That is where our Torah portion for the week picks up this Shabbat – BeMidbar – in the wilderness. Elsewhere, the Torah describes the wilderness of Sinai as

…..A land of deserts and pits,
A land of drought and darkness,
A land no man had traversed,
Where no human being had dwelt…

Why would G-d choose such an inhospitable, barren and forbidding place to give the Jewish people the Torah? We declare in our Torah service – Ki Mitzion Teitzei Torah – The Torah “goes out” to the world from Jerusalem. Yet, G-d decided to give the Torah to the Jewish people in the wilderness. Would it not have been better to wait until they reached the Holy Land to bestow the Holy Torah upon the Holy People?

Our Rabbis teach that the Torah was given in the wilderness because just as nobody owns the wilderness, so no people have exclusive right to the Torah. We can own the Torah, but we are not its owners. It is free and is open to all. One does not have to be Jewish to learn from or be inspired by the Torah.

This is a lesson to take to heart when it comes to our non-Jewish friends and family who are part of the larger Jewish community. We often think of their participation in our rituals and celebrations as primarily supporting roles in our Jewish spiritual lives or our sense of belonging to the community. Less often, perhaps, do we consider their participation as having a personal meaning for them. One non-Jewish woman commented that when she recited the shema with her Jewish family, she was reminded of the Jews throughout history who could not recite this prayer in safety and security. She also noted that the shema was something she could say about G-d that felt true and authentic to her.
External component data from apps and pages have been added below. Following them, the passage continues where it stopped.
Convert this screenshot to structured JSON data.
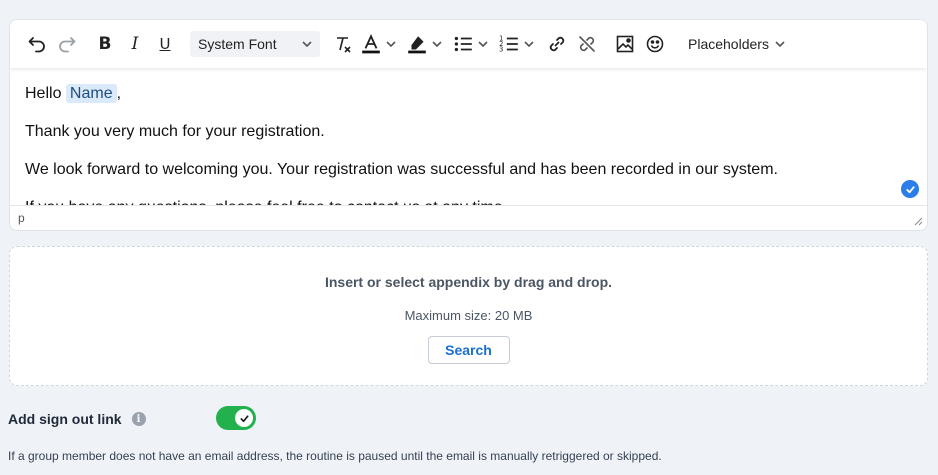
{
  "toolbar": {
    "font_family": "Font",
    "font_family_value": "System Font",
    "placeholders_label": "Placeholders",
    "icons": [
      "undo-icon",
      "redo-icon",
      "bold-icon",
      "italic-icon",
      "underline-icon",
      "clear-format-icon",
      "text-color-icon",
      "highlight-icon",
      "bullet-list-icon",
      "numbered-list-icon",
      "link-icon",
      "unlink-icon",
      "image-icon",
      "emoji-icon"
    ],
    "bold": "B",
    "italic": "I",
    "underline": "U",
    "text_color_accent": "#111111",
    "highlight_accent": "#111111"
  },
  "editor": {
    "greeting_prefix": "Hello",
    "placeholder_tag": "Name",
    "greeting_suffix": ",",
    "line1": "Thank you very much for your registration.",
    "line2": "We look forward to welcoming you. Your registration was successful and has been recorded in our system.",
    "line3": "If you have any questions, please feel free to contact us at any time.",
    "status_path": "p"
  },
  "dropzone": {
    "title": "Insert or select appendix by drag and drop.",
    "max_size": "Maximum size: 20 MB",
    "search_button": "Search"
  },
  "signout": {
    "label": "Add sign out link",
    "info": "i",
    "enabled": true,
    "toggle_color": "#22b14c"
  },
  "note": "If a group member does not have an email address, the routine is paused until the email is manually retriggered or skipped."
}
Jewish practice and study can be nourishing and sustaining, can provide a sense of belonging and believing, not just to Jews but to gentiles as well. At our synagogue we often host students and guests during services from different colleges and different religious backgrounds. In the process of learning more about Jewish prayer and ritual, they also learn a little Torah. Some go on to study with us on a weekly basis. Some come a few times; others, for years to study Torah with us.

If any person comes to study Torah out of a search for truth, or to deepen his or her relationship to G-d, then they should be encouraged to explore the wisdom that Judaism has to offer. The Torah, as it states in the Book of Deuteronomy, is a “Morashah Kehillat Ya-akov” – “A precious inheritance of the Jewish People”. It is an inheritance worth sharing with the rest of humanity.

Shabbat Shalom
Rabbi Marc Rudolph (’04) is the Senior Rabbi at Congregation Beth Shalom in Naperville, Illinois and is the current President of the Chicago Board of Rabbis.